In the early 1900's, a genealogist scammer by the name of Gustav Anjou created hundreds of fraudulent genealogies and family trees for unsuspecting clients. Each family paid thousands of dollars to Anjou, in those days, a small fortune.
All the fradulent Anjou manuscripts have similar characteristics. They are in typescript manuscript form and begin with a two or three page history of the surname, with almost all genealogies going back deep into the European lines. All were written between 1900-1941 and may or may not carry the authors name or date and place of publication.
Anjou was a master at combining families to create one related family tree. Sometimes, he took a valid family tree and without proof appended it to the family tree of his client. Or sometimes, he added wills, births, marriages, and deaths that were his inventions into existing records. It is hard to tell where his falsification begins and ends because his forged genealogies have much proven material also.
Unfortunately, many of these manuscripts still sit on the shelves of the Family History Library of Salt Lake City, Utah and the Allen County Public Library in Ft. Wayne, Indiana with no indication that these are known forgeries.
Because the unwary clients believed they had a true genealogy, they and their descendants have republished these fraudulent family trees over the years in family books, the Mormon Church Ancestral Files, Family Tree Makers's World Family Tree Cd's, and the Ancestry World Tree. The cycle continues today as unsuspecting people download family trees from the Internet.
If you find a family tree on the Internet, even if the information has a source, don’t take it at its face value. It should be verified personally. Gustav Anjou’s forgeries have worked their way into many family trees on the web today.

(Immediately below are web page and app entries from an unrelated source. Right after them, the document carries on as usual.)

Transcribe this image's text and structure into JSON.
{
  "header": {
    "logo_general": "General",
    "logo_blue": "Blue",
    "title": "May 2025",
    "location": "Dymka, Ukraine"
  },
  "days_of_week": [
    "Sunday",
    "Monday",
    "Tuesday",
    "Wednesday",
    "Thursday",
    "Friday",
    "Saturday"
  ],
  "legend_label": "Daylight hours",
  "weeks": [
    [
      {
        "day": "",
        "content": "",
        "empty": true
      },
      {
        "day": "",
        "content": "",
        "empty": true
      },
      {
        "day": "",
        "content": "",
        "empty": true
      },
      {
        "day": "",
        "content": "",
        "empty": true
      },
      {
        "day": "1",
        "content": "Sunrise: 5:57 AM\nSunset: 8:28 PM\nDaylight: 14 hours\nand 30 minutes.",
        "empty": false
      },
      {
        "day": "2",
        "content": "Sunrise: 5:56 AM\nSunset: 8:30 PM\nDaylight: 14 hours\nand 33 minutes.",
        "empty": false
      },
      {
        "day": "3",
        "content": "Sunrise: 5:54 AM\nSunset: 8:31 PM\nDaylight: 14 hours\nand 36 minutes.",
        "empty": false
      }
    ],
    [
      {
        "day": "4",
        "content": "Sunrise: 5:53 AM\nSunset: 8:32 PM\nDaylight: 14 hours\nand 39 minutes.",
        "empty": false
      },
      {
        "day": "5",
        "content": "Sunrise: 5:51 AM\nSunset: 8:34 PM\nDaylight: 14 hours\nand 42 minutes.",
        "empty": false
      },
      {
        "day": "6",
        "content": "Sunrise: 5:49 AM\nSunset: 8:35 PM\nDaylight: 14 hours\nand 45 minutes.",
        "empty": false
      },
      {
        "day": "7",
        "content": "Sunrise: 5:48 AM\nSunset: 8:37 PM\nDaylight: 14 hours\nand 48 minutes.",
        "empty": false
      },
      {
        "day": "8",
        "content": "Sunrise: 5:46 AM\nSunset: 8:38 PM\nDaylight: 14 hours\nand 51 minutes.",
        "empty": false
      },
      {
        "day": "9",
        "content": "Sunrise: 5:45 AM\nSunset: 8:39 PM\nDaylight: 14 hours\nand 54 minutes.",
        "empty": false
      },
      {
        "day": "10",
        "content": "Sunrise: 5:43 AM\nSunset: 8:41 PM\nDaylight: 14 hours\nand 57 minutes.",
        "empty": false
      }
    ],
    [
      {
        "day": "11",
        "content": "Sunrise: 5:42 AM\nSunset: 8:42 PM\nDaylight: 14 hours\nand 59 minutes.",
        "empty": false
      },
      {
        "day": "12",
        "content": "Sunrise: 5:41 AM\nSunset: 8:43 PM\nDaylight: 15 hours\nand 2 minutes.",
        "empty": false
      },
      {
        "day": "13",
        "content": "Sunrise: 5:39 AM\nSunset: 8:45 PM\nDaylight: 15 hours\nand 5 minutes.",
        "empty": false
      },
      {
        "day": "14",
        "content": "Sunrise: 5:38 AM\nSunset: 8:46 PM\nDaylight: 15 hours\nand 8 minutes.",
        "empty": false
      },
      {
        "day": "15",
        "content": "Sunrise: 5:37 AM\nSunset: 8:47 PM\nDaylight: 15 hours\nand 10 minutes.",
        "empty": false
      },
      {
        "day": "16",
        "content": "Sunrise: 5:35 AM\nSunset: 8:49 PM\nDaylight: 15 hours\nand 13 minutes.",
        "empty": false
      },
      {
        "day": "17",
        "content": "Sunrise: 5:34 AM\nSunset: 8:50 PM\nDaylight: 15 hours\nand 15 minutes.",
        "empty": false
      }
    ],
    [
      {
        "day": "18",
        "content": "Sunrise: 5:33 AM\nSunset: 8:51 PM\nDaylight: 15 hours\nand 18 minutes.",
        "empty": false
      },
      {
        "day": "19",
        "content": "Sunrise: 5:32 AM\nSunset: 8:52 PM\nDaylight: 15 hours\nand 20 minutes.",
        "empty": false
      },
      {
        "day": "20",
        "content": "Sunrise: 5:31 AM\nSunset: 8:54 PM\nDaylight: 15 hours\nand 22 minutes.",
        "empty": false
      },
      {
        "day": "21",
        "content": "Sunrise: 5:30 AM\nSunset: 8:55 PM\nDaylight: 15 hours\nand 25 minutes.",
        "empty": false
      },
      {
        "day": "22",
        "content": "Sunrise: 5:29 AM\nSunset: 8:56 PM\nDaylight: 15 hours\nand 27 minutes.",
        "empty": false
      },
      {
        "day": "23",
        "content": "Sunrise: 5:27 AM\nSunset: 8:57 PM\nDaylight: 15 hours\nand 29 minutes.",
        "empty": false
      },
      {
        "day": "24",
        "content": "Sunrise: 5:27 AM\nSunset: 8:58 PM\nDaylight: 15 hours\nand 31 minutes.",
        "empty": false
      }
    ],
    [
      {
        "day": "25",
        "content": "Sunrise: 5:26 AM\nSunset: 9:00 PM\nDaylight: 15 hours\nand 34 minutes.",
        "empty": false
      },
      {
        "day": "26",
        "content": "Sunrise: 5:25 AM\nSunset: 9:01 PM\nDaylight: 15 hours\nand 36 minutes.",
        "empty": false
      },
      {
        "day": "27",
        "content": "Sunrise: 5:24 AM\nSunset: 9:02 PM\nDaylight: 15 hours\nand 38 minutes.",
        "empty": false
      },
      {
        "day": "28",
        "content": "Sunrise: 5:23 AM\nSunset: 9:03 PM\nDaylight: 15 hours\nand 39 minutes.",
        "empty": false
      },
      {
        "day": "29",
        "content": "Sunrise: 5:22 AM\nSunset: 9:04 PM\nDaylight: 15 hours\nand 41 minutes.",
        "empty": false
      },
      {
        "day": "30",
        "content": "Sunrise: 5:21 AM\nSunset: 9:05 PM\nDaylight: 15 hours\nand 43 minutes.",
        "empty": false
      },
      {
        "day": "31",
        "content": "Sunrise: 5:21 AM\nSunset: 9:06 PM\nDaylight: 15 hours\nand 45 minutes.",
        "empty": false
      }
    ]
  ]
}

For more information about Gustav Anjou and a list of his known forgeries , go to http://personal.linkline.com/xymox/fraud/anjousbu.htm